German priest and poet of the twelfth century, of whom practically nothing personal is known
Lamprecht, surnamed DER PFAFFE (The Priest), German poet of the twelfth century, of whom practically nothing personal is known but his name and the fact that he was a cleric. He is the author of the “Alexanderlied”, the first German secular epic composed on a French model. According to the poet’s own statement this model was a poem on Alexander the Great by Alberic de Besancon, of which only a portion of the beginning, 105 verses in all, is preserved (discovered and published by Paul Heyse, Berlin, 1856). The poem contained a fabulous account of the life and deeds of the great Macedonian conqueror as it was current in Greek and Latin versions of the early Middle Ages, such as the Greek romance of pseudo-Callisthenes, dating from the third century A.D., the Latin translation of Julius Valerius, the epitome thereof, and especially the free Latin version made by the Neapolitan archpresbyter Leo in the tenth century, known as the “Historia de preliis”. A comparison of Lamprecht’s opening lines with the fragment preserved of the French original shows that he followed his source with tolerable fidelity, adding, however, occasional moralizing comments or remarks of a learned nature. Altogether there are 7302 verses in short rhymed couplets, the rhyme being very im-perfect. Besides Alberic’s poem, which, as far as we know it, is based on Valerius, Lamprecht used also the “Historia de preliis” and an “Iter ad paradisum”, especially in the narration of the marvels seen by Alexander in the Far East, and in the account of the hero’s journey to Paradise. There admittance is refused him, and he is made to realize the emptiness of earthly glory. Thus the close of the poem is distinctly moralizing in tone; the career of the great conqueror is but an illustration of the dictum concerning the vanity of earthly things. The poem seems to have been written in Middle Rhenish territory about 1130, at a time, therefore, when the crusades had brought the East nearer to the Western world, and when stories of its marvels were sure to find an eager audience.

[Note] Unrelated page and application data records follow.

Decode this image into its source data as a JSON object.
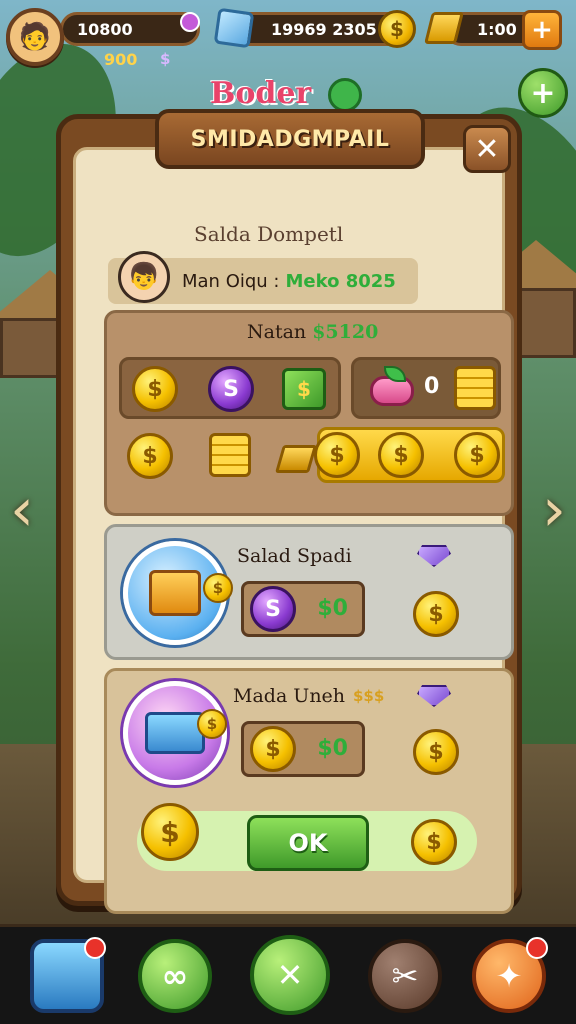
{
  "hud": {
    "coins": "10800",
    "coins_sub": "900",
    "coins_sub_icon": "$",
    "gems": "19969 2305",
    "time": "1:00",
    "plus_label": "+"
  },
  "brand": {
    "text": "Boder"
  },
  "dialog": {
    "title": "SMIDADGMPAIL",
    "close_label": "✕",
    "subtitle": "Salda Dompetl",
    "user_label": "Man Oiqu :",
    "user_value": "Meko 8025"
  },
  "section1": {
    "title_prefix": "Natan",
    "title_value": "$5120",
    "tray_b_value": "0"
  },
  "section2": {
    "title": "Salad Spadi",
    "value": "$0"
  },
  "section3": {
    "title": "Mada Uneh",
    "title_extra": "$$$",
    "value": "$0",
    "ok_label": "OK"
  },
  "icons": {
    "coin_glyph": "$",
    "purple_glyph": "S"
  },
  "arrows": {
    "left": "‹",
    "right": "›"
  },
  "bottom_bar": {
    "btn1": "",
    "btn2": "∞",
    "btn3": "✕",
    "btn4": "✂",
    "btn5": "✦"
  },
  "colors": {
    "accent_green": "#2fae3a",
    "panel_brown": "#7a4a22",
    "title_text": "#ffe9a8"
  }
}
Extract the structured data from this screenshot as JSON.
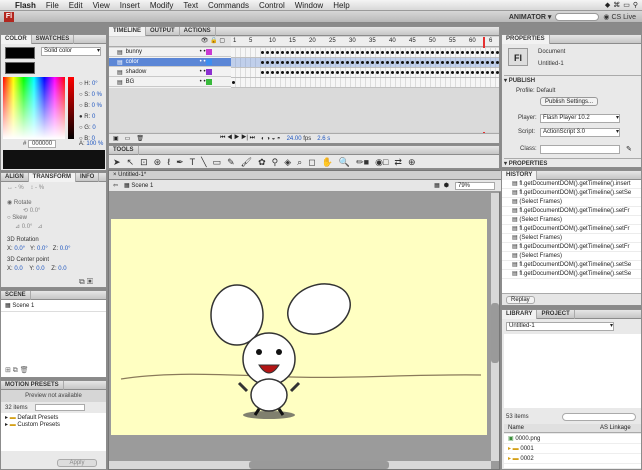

We possess three manuscripts of Lamprecht’s poem, one from Vorau which is not quite complete, one from Strasburg dating from 1187, which is about five times as extensive as the preceding, and lastly a version interpolated in the manuscript of a Basle chronicle. The relationship of the manuscripts to one another is in doubt. The Vorau manuscript is generally regarded as the oldest and most authentic; that of Strasburg as an amplified recension. The Basle manuscript is certainly late and inferior in value to the other two. The “Alexanderlied” with German translation was first edited by Weismann (2 vols. Frankfurt, 1850); the best edition is by Kinzel in “Germanistische Handbibliothek”, ed. Zacher, VI (Halle, 1884). The Vorau manuscript was edited by Diemer in “Deutsche Gedichte des 11. and 12. Jahrhunderts” (Vienna, 1849), the Strasburg manuscript by Massmann in “Deutsche Gedichte des 11. and 12. Jahrhunderts” (Quedlinburg, 1837), and the Basle manuscript by Werner (Stuttgart, 1882) in “Bibliothek des Literarischen Vereins in Stuttgart”, CLIV. Selections were edited by Piper in “Die Spielmannsdichtung”, II, 2; in “Kürschners Deutsche National Litteratur”, II, pp. 116-82. A modern German translation by Ottmann appeared in “Hendels Bibliothek der Gesamtlitteratur” (Halle, 1898).
ARTHUR F. J. REMY